Gov. George Pataki granted the pardon after a campaign that included Bruce’s daughter and former wife, and entertainers such as Robin Williams, the Smothers Brothers, and Penn and Teller.
Bruce’s trailblazing work opened the mainstream door for such comics as George Carlin, Richard Pryor, Eddie Murphy and Andrew Dice Clay. He was arrested during a November 1964 performance at Cafe Au Go Go in Greenwich Village. He used more than 100 “obscene” words, according to undercover New York City police detectives who attended the show, and was charged with giving an obscene performance.
Bruce was convicted after a six-month trial and then mishandled his appeal, refusing to follow the court’s rules. He served four months in prison.
Despite Bruce’s frenetic stage presence, carrying the mantle of free speech in the cultural wars of the 1960s wore him down. He died of a drug overdose in 1966 with his conviction still on the books.

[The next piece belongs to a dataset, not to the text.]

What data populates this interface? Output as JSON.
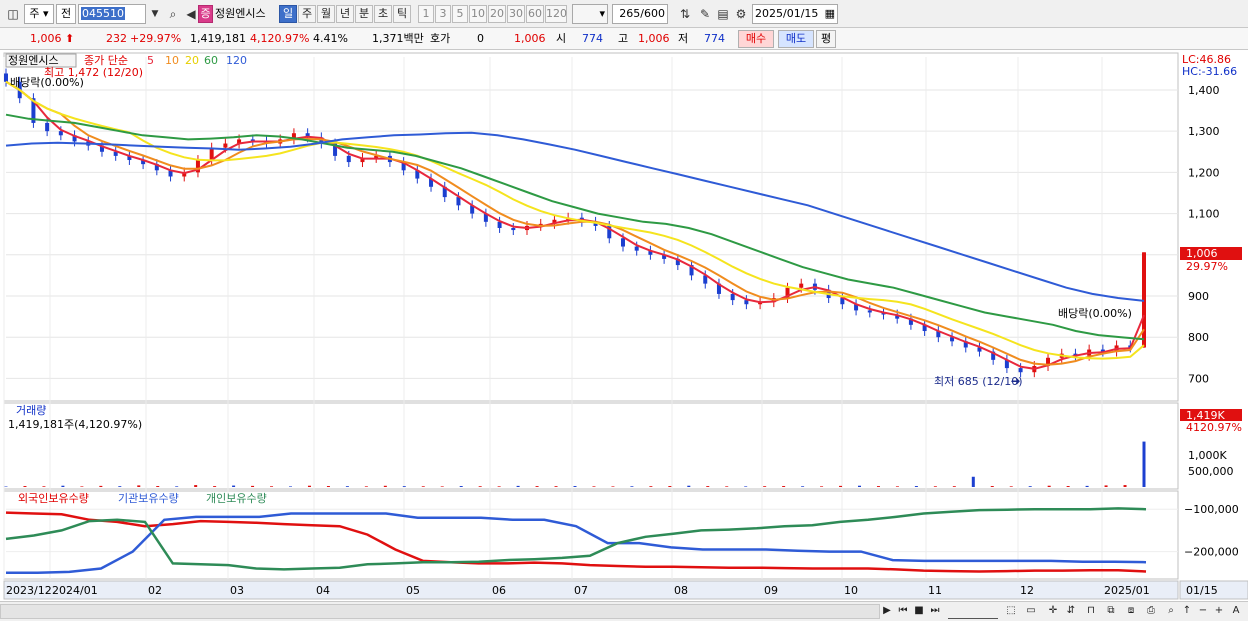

“He didn’t choose to be a poster child for free speech,” said Tommy Smothers, who lost his network TV show years later over pointed comedy about the Vietnam War and the Roman Catholic Church. “I think he was very uncomfortable with that.”